OECS opens new cancer treatment centre in Antigua
Residents within the Organisation of Eastern Caribbean States (OECS) sub-grouping will no longer have to travel abroad for treatment of cancers and other chronic non-communicable diseases (CNCDs).
This as the grouping on Friday formally opened its OECS Eastern Caribbean Cancer Centre in St John’s Antigua.
The Centre is the brainchild of former prime minister now opposition leader Baldwin Spencer took three years from ground breaking in April 2012 to formal opening in June 2015 and is patterned after a similar centre in The Bahamas.
Although based in Antigua and Barbuda, the centre will be jointly owned by all OECS member states.
Addressing the formal opening, Spencer pointed out that “for the first time a large number of persons would have the opportunity for cancer care at affordable cost and accessible at their doorsteps.”

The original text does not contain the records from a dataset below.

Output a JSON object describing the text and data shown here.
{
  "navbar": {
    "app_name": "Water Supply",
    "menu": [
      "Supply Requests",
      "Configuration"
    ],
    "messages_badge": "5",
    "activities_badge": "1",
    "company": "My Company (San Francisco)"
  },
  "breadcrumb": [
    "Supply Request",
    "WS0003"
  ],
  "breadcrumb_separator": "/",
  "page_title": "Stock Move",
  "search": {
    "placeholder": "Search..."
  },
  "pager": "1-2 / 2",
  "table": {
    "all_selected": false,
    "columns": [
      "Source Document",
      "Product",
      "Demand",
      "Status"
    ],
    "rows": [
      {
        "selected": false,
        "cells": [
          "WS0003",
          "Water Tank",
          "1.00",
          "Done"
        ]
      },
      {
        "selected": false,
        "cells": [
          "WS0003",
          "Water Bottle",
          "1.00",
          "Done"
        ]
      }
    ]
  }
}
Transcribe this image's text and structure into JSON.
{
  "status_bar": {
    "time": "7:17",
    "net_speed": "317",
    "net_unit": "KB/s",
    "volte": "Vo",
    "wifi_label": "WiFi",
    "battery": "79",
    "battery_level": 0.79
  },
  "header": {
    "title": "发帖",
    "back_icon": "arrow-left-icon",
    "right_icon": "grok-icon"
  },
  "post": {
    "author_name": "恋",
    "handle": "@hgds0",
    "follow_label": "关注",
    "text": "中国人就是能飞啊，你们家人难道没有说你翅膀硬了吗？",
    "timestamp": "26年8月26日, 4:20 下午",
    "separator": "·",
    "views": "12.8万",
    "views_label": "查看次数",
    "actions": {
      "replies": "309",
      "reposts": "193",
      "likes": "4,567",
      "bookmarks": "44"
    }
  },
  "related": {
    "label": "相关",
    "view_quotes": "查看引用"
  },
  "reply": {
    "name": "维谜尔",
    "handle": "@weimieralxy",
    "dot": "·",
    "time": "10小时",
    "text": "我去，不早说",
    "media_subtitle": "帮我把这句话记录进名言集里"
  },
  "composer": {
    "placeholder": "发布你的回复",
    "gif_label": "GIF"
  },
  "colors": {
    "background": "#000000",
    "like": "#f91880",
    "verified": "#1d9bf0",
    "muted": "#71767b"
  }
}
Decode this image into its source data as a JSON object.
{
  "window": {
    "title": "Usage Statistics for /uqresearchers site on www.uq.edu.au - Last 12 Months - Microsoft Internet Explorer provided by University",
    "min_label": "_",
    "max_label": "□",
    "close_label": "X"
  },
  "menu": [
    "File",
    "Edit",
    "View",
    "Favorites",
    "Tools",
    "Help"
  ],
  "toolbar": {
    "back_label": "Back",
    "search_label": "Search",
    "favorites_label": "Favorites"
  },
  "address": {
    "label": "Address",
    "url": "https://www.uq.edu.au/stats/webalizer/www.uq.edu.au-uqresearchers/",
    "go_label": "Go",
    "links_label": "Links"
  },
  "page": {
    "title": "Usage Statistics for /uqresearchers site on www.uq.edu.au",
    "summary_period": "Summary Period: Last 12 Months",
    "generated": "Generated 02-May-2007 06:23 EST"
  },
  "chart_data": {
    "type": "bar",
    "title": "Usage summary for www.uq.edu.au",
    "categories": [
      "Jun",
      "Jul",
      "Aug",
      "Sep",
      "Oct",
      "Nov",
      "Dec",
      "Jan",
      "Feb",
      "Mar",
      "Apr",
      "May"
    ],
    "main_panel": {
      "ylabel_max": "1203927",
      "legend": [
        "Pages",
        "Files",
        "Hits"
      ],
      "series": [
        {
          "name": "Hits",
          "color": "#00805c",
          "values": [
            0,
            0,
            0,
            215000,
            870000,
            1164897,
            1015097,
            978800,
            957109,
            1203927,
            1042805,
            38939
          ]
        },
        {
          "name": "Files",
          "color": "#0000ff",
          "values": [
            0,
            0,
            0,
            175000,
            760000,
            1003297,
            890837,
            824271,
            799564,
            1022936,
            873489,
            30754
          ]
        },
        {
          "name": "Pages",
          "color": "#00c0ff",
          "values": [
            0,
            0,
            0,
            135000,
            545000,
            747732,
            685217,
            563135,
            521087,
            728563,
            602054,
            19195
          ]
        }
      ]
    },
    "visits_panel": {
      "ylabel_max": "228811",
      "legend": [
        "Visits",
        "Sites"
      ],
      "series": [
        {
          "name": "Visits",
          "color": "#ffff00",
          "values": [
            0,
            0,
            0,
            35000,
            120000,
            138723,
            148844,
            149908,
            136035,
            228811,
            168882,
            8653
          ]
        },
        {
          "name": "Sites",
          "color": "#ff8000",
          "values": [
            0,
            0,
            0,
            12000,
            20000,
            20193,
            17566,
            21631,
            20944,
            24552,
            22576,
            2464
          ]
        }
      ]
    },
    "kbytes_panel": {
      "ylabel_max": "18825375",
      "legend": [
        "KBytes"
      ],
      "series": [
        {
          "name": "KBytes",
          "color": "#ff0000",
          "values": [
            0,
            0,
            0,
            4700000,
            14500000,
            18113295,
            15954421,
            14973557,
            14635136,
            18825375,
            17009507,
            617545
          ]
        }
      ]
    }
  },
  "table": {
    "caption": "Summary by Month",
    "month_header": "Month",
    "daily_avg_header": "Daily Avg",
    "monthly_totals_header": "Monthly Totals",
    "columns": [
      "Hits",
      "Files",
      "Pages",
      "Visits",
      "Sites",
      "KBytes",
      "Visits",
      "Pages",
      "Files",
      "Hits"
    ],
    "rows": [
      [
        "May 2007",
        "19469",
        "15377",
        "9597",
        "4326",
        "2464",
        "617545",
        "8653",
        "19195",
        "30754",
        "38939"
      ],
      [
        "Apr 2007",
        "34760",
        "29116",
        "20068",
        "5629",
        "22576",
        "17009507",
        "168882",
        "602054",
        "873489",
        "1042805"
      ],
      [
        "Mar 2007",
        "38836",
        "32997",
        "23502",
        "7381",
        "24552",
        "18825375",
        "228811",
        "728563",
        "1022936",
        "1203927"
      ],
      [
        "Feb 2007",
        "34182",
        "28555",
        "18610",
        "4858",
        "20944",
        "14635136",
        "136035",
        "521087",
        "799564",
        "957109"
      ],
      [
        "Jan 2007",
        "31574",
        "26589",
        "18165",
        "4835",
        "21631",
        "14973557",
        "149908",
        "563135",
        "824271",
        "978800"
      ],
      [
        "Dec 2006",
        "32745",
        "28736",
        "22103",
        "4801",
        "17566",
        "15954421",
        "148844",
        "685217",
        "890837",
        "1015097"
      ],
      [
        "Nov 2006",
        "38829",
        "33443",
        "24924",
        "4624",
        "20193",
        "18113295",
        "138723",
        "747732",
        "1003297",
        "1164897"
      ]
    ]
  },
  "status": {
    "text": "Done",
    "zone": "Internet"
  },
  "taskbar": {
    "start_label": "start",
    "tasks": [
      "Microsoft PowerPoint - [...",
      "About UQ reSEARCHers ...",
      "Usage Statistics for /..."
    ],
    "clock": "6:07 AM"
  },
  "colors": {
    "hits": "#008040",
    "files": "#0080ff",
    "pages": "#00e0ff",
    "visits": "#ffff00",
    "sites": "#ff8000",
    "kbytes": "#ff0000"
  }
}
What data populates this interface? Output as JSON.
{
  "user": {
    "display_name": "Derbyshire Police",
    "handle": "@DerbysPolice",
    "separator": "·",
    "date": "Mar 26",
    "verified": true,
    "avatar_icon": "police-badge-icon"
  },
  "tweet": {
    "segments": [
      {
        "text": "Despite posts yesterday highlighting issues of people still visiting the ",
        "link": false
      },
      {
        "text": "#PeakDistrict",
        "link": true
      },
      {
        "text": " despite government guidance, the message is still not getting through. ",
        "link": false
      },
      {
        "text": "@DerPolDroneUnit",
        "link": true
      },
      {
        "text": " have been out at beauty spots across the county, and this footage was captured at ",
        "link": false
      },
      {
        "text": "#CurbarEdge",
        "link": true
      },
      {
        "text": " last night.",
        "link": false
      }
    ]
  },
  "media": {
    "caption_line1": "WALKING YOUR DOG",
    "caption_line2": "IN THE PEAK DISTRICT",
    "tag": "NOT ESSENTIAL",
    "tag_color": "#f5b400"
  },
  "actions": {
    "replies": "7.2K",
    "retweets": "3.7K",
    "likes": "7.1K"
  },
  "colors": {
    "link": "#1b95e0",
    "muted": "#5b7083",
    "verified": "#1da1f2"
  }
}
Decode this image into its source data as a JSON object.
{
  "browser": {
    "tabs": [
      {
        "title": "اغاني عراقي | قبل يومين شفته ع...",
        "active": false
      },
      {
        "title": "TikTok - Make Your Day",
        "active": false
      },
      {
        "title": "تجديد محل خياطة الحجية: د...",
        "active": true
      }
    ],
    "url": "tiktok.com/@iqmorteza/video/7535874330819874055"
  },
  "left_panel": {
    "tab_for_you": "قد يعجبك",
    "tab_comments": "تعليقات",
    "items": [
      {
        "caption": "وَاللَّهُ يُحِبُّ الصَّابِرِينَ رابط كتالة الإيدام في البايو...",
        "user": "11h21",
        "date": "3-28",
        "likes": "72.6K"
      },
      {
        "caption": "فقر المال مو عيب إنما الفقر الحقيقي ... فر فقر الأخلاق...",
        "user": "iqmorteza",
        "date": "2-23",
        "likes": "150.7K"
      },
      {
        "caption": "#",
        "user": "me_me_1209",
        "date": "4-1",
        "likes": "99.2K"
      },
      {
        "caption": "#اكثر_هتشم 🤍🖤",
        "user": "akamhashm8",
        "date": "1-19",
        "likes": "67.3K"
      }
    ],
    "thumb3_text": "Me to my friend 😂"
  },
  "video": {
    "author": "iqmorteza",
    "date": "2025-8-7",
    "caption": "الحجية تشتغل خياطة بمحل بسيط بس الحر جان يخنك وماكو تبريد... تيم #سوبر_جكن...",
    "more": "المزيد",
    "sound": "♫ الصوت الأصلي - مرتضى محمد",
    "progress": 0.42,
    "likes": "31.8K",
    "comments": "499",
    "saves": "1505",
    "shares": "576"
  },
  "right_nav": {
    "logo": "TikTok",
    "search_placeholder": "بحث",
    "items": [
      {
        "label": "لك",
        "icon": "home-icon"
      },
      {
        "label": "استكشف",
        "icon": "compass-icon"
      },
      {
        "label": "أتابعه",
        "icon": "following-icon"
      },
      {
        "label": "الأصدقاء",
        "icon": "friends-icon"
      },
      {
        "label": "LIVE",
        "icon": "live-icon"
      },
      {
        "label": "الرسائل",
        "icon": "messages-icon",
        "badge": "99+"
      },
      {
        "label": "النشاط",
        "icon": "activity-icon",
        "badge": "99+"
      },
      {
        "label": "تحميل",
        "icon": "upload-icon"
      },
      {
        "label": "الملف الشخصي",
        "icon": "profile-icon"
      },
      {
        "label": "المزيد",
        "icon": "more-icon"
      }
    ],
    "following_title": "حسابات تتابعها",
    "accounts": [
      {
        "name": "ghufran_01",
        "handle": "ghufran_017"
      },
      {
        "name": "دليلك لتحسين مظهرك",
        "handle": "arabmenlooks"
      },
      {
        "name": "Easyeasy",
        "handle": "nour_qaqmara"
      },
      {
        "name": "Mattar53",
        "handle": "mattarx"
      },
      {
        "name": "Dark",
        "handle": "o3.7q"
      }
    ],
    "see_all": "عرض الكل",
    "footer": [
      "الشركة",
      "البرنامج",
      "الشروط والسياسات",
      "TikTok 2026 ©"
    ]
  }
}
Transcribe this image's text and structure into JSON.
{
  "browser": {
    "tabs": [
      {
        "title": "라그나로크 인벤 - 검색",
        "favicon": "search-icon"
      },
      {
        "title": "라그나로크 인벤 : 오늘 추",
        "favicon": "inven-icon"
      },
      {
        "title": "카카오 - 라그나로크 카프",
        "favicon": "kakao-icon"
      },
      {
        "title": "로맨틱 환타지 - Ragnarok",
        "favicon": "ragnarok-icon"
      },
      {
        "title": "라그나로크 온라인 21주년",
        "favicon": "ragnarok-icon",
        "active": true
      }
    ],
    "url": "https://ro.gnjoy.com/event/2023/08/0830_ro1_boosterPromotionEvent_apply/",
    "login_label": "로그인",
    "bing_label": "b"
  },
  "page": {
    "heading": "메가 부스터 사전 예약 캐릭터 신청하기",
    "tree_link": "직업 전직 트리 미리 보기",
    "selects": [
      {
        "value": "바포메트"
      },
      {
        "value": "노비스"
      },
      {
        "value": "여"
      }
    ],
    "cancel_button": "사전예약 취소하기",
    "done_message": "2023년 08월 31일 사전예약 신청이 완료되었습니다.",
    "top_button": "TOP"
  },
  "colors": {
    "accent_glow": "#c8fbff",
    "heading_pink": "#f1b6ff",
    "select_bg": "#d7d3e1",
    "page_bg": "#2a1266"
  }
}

According to him, “The Cancer Centre will improve the provision of accessible cancer treatment services throughout the sub region, since the centre will provide high quality medical radiation and surgical oncology services which will be markedly discounted for government supported patients.”
Cancer services at government hospitals throughout the sub region is expected to be boosted through regular oncology clinics, developing cost effective and safe chemo therapy services providing oversight and expertise in the various islands and by providing major cost savings to partner governments.
Current chair of the Caribbean Community (CARICOM) and prime minister of The Bahamas, Perry Christie, highlighted the fact that every year more than 1,000 persons are diagnosed with cancer in the OECS.
He also noted the opportunity for medical tourism even as he underscored the importance of healthier lifestyles by regional citizens.
He said, “The leading causes of death in Caribbean populations are cardiovascular disease and cancer.
“The Caribbean region leads the Americas in heart and blood vessel diseases, cancer, diabetes and lung disease mortality rates.”
Antigua and Barbuda Prime Minister Gaston Browne echoed his Caribbean counterpart, revealing that, since his administration took office, his health minister Molwyn Joseph has initiated a unique undertaking to help government ministers pay greater attention to their health; they are mandated to weigh themselves at the start of every cabinet meeting.
Browne noted the importance of this initiative explaining that 75 percent of deaths in Antigua and Barbuda are from chronic non-communicable diseases especially cancer.
By 2025 treatment of CNCDs are projected to cost low and middle income countries a total of seven trillion dollars according to the World Economic Forum, a revelation made by Joseph.